How I Met My Mind #20SomthingAddict
Updated: May 17
The beautiful thing about being a 20 something addict and alcoholic is not so much the entire change in thought processes but more so the way I now view myself in the world. I spent many years battling with the idea that my actions couldn’t be that of an addict because they did not marry up with my idea of what an addict looked like. In a society governed by ‘that Friday feeling’ and ‘living for the weekend’, I got sucked into a pattern of social drinking. At what point does drinking for fun turn into drinking to excess? Living my ‘best life’ quickly turned into a daily battle with myself. Conflict within my mind became a thing of normality and while I knew I was stuck in a world of unmanageability, I wasn’t sure I was prepared to leave and let go of the buried heartache and pain.

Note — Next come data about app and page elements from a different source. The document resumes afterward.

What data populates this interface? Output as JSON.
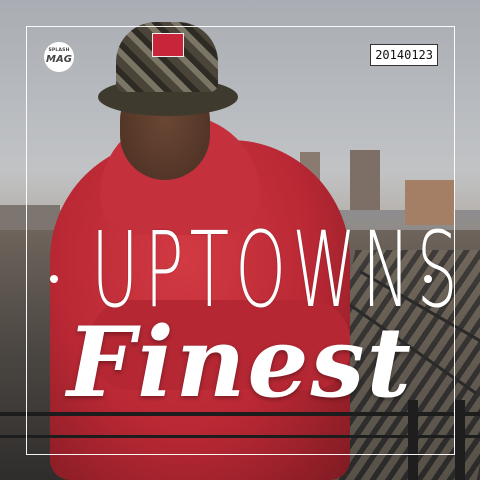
{
  "cover": {
    "publisher_logo": {
      "line1": "SPLASH",
      "line2": "MAG"
    },
    "date_badge": "20140123",
    "title_top": "UPTOWNS",
    "title_script": "Finest"
  },
  "colors": {
    "hoodie_red": "#c4303b",
    "text_white": "#ffffff",
    "sky_gray": "#b9bcc0"
  }
}
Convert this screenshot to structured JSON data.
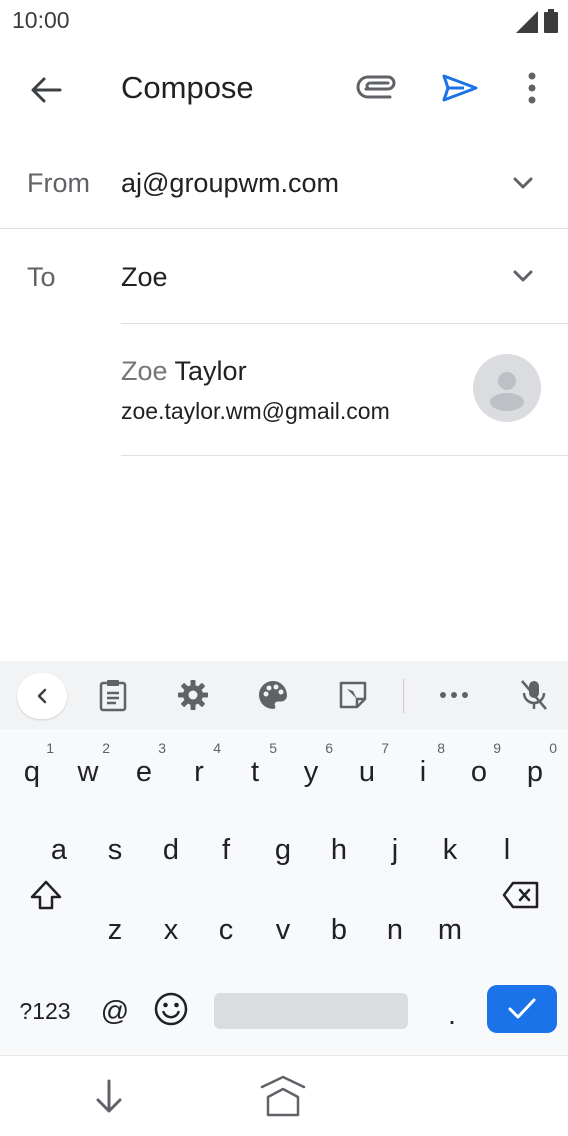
{
  "status": {
    "time": "10:00"
  },
  "appbar": {
    "title": "Compose"
  },
  "from": {
    "label": "From",
    "value": "aj@groupwm.com"
  },
  "to": {
    "label": "To",
    "value": "Zoe"
  },
  "suggestion": {
    "name_match": "Zoe",
    "name_rest": " Taylor",
    "email": "zoe.taylor.wm@gmail.com"
  },
  "keyboard": {
    "row1": [
      {
        "k": "q",
        "h": "1"
      },
      {
        "k": "w",
        "h": "2"
      },
      {
        "k": "e",
        "h": "3"
      },
      {
        "k": "r",
        "h": "4"
      },
      {
        "k": "t",
        "h": "5"
      },
      {
        "k": "y",
        "h": "6"
      },
      {
        "k": "u",
        "h": "7"
      },
      {
        "k": "i",
        "h": "8"
      },
      {
        "k": "o",
        "h": "9"
      },
      {
        "k": "p",
        "h": "0"
      }
    ],
    "row2": [
      "a",
      "s",
      "d",
      "f",
      "g",
      "h",
      "j",
      "k",
      "l"
    ],
    "row3": [
      "z",
      "x",
      "c",
      "v",
      "b",
      "n",
      "m"
    ],
    "symbols_label": "?123",
    "at_label": "@",
    "period_label": "."
  },
  "colors": {
    "accent": "#1a73e8",
    "keyboard_bg": "#f8f9fa",
    "toolbar_bg": "#f1f3f4"
  }
}
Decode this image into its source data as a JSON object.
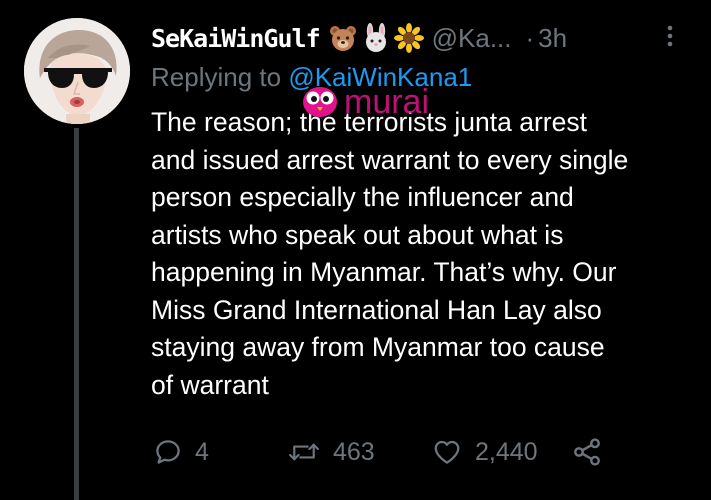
{
  "tweet": {
    "display_name": "SeKaiWinGulf",
    "name_emojis": [
      "bear-emoji",
      "rabbit-emoji",
      "sunflower-emoji"
    ],
    "handle": "@Ka...",
    "dot": "·",
    "time": "3h",
    "replying_prefix": "Replying to ",
    "replying_to": "@KaiWinKana1",
    "text": "The reason; the terrorists junta arrest and issued arrest warrant to every single person especially the influencer and artists who speak out about what is happening in Myanmar. That’s why. Our Miss Grand International Han Lay also staying away from Myanmar too cause of warrant",
    "lines": [
      "The reason; the terrorists junta arrest",
      "and issued arrest warrant to every single",
      "person especially the influencer and",
      "artists who speak out about what is",
      "happening in Myanmar. That’s why. Our",
      "Miss Grand International Han Lay also",
      "staying away from Myanmar too cause",
      "of warrant"
    ],
    "actions": {
      "replies": "4",
      "retweets": "463",
      "likes": "2,440"
    },
    "more_icon": "more-vertical-icon"
  },
  "watermark": {
    "text": "murai"
  },
  "colors": {
    "background": "#000000",
    "text": "#ffffff",
    "secondary": "#6e767d",
    "mention": "#1d9bf0",
    "thread_line": "#3a3d41",
    "watermark": "#e0138c"
  }
}
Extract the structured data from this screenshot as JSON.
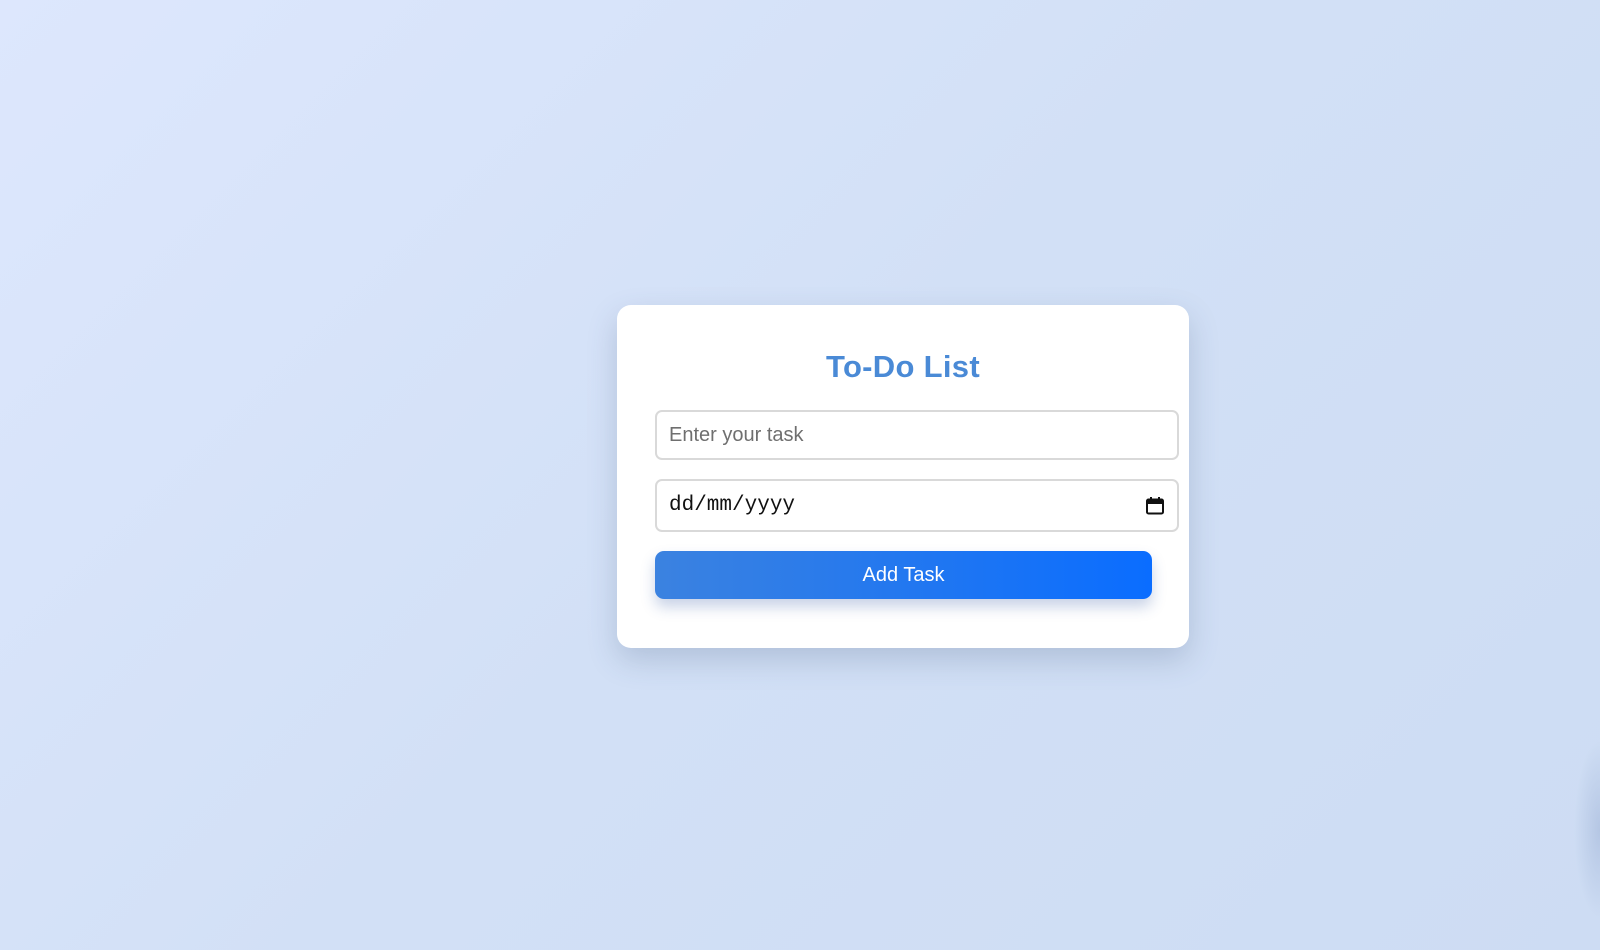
{
  "todo": {
    "title": "To-Do List",
    "task_input": {
      "placeholder": "Enter your task",
      "value": ""
    },
    "date_input": {
      "display": "dd/mm/yyyy",
      "icon": "calendar-icon"
    },
    "add_button_label": "Add Task"
  },
  "colors": {
    "title": "#4a8ad6",
    "button_gradient_start": "#3b82e0",
    "button_gradient_end": "#0a6dff",
    "background": "#d6e3fa",
    "card": "#ffffff"
  }
}
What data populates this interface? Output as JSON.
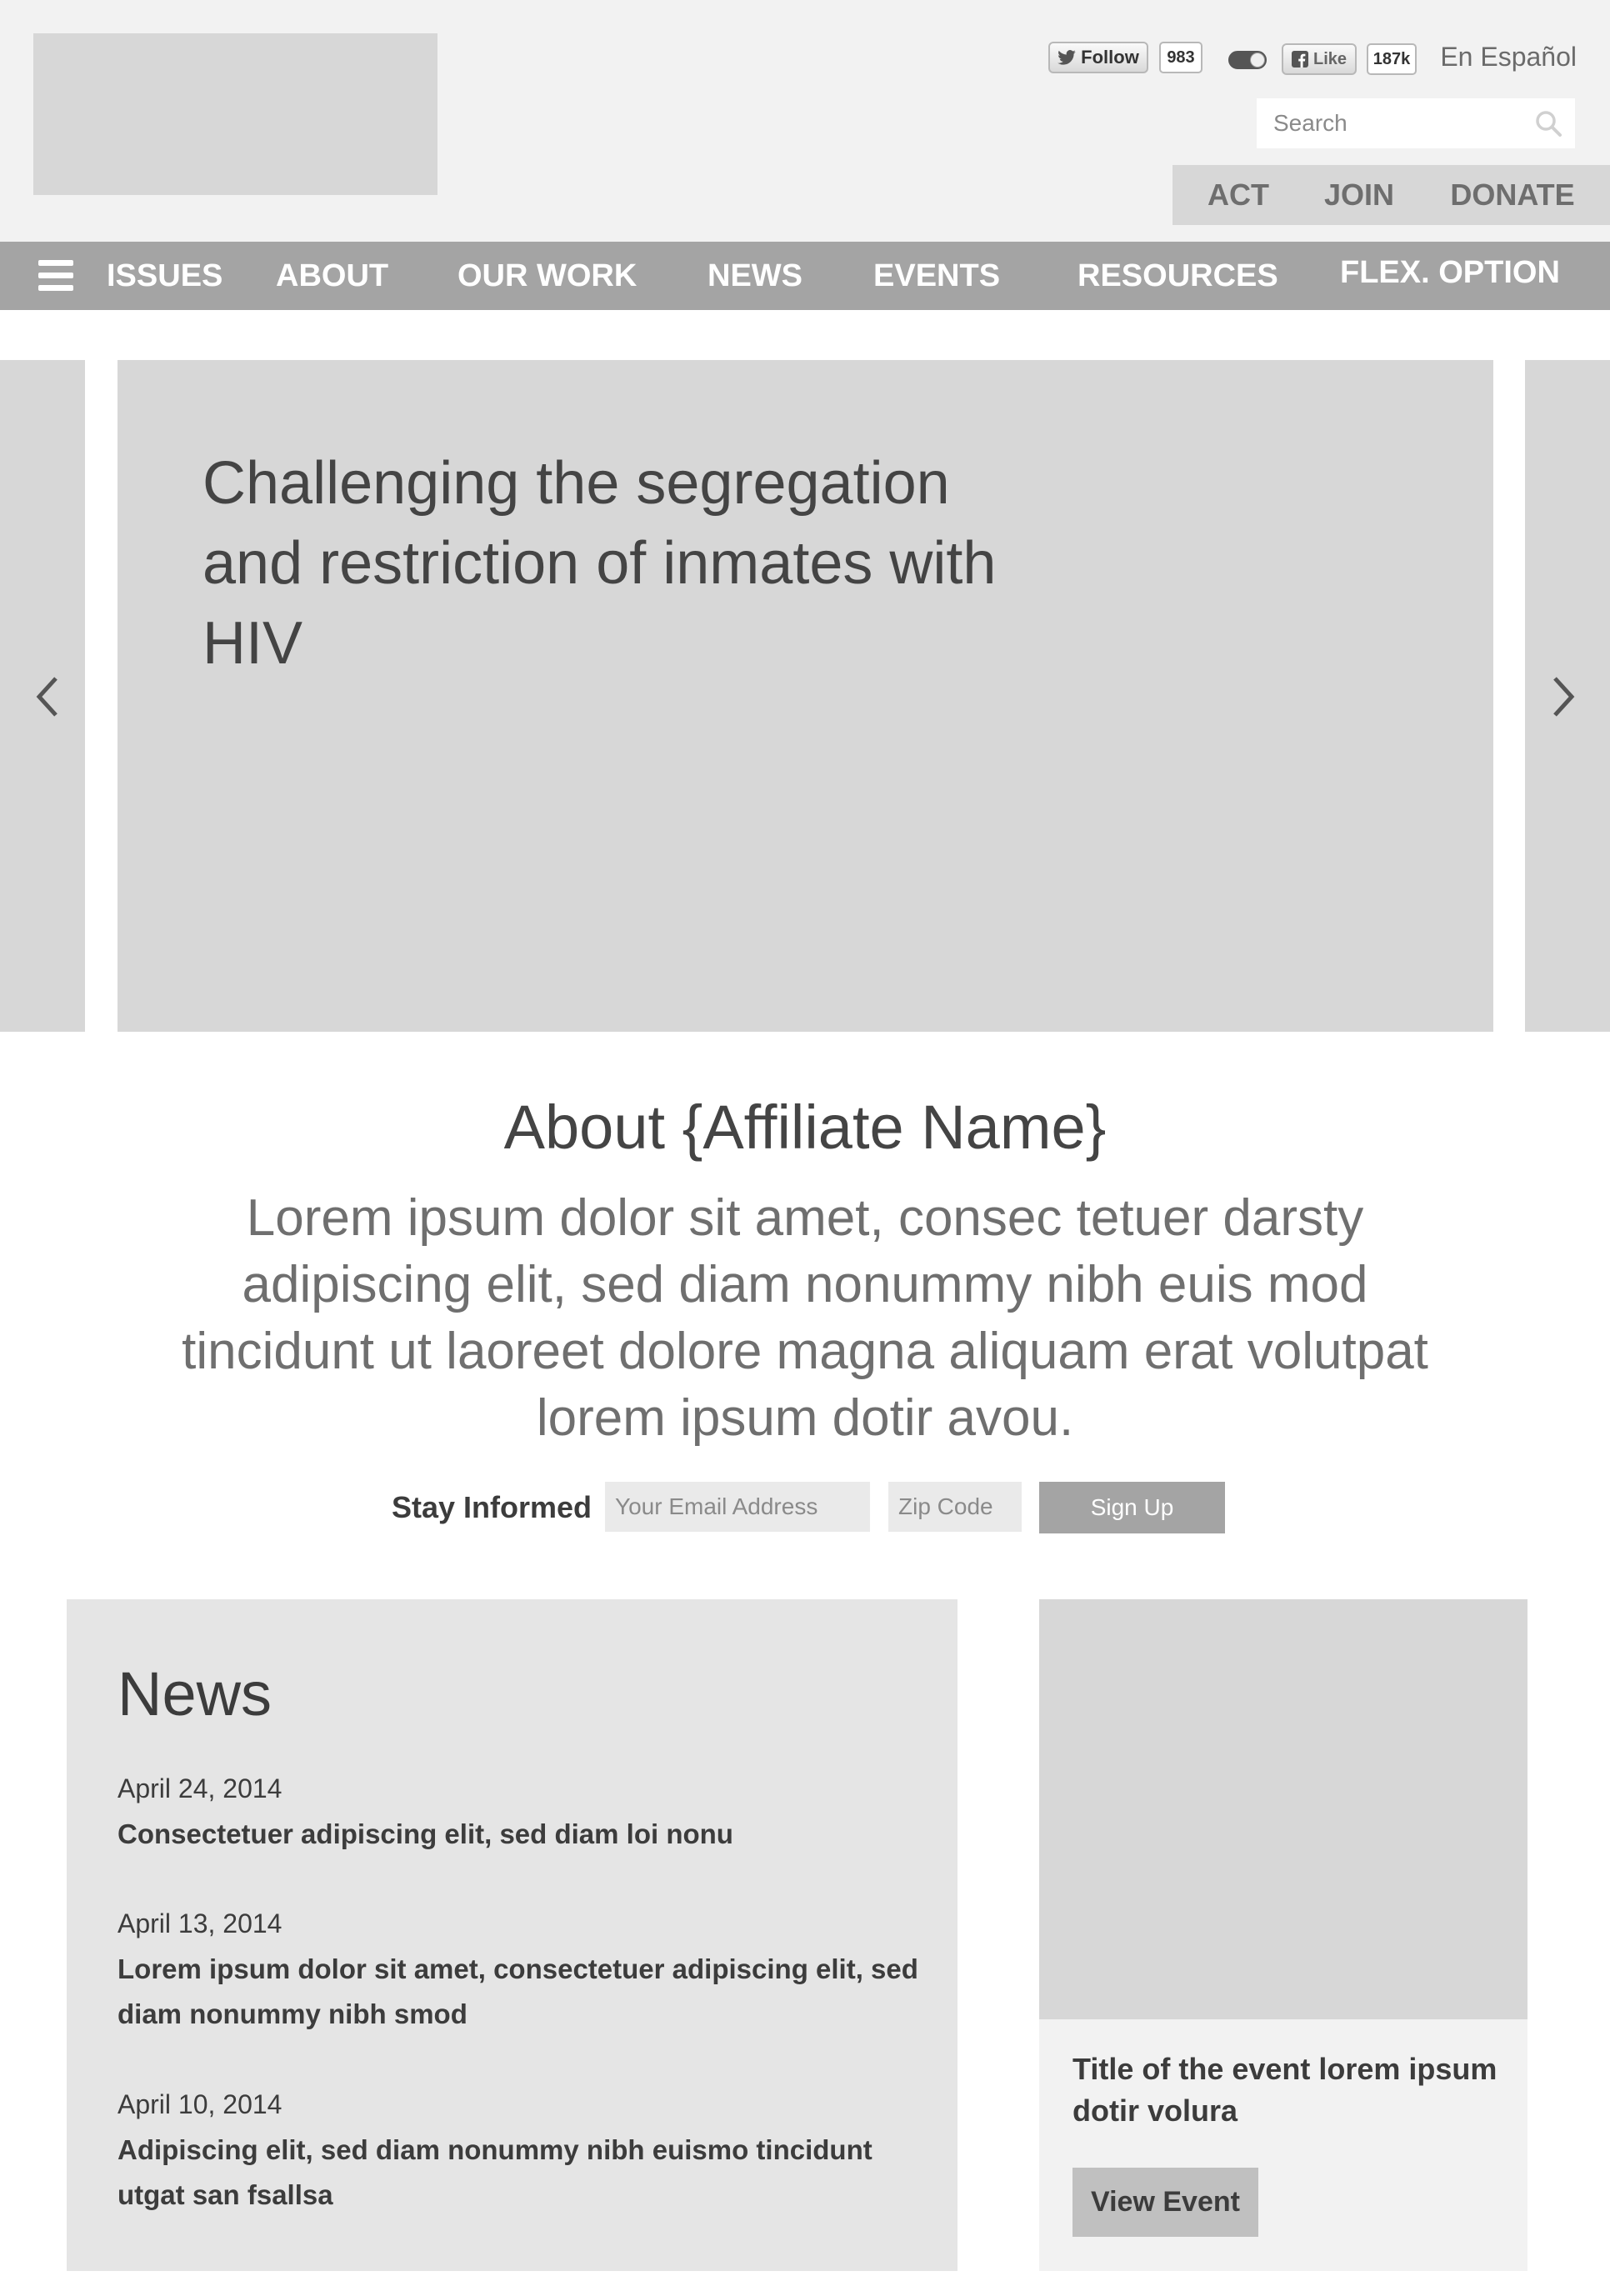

It was a Friday evening in October and although I hadn’t been to work that day, I came dressed as if it was any other meeting in the city. I sat on a chair among who, I was soon to realise would become my family. We didn't know each other yet but without even needing to say a word, they understood my pain. On the outside, I was a happy 26-year-old, I travelled, I worked, I had a roof over my head and a car on the drive. But the external things became redundant as I spiralled in search of things to change how I felt. It was dark and noisy in my mind but it was bitter and lonely on the outside. I had tried to quit before, but it created more inner turmoil. The longer I tried to control my behaviour, the ability to function moved further away. I was broken and my experience showed me that I was unable to do this on my own anymore. I had to search for help or it may have killed me. The pain that I can inflict on myself internally is so far removed from the pain I have ever felt physically. I often reflect in awe of every single human in the world, we are more resilient than we are given credit for. We have the ability to bottle up trauma and pop a pretty bow on it and stick it in Pandora's box at the back of our minds. Unfortunately, that box had a capacity and in 2018 mine started to overflow.
The months that preceded that day would take me on a journey I was not entirely ready for but so desperately needed. I learned what love, acceptance and peace felt like and I found a way to look deep inside without fear or shame. My life became manageable and I learned how to show up and be present. I stopped trying to control situations around me and found the interactions became less intense. Boundaries became my armour and self-love became my shine. I needed to unlearn a lifetime of doubt, self-hate and unworthiness in order to see that I am enough. Sobriety became more than just being teetotal, it became a collection of little behaviour changes that allowed me to live a more fulfilling life and find the ability to finally meet my mind.
If you would like to share the story of how you met your mind, please send an email to firstname.lastname@example.org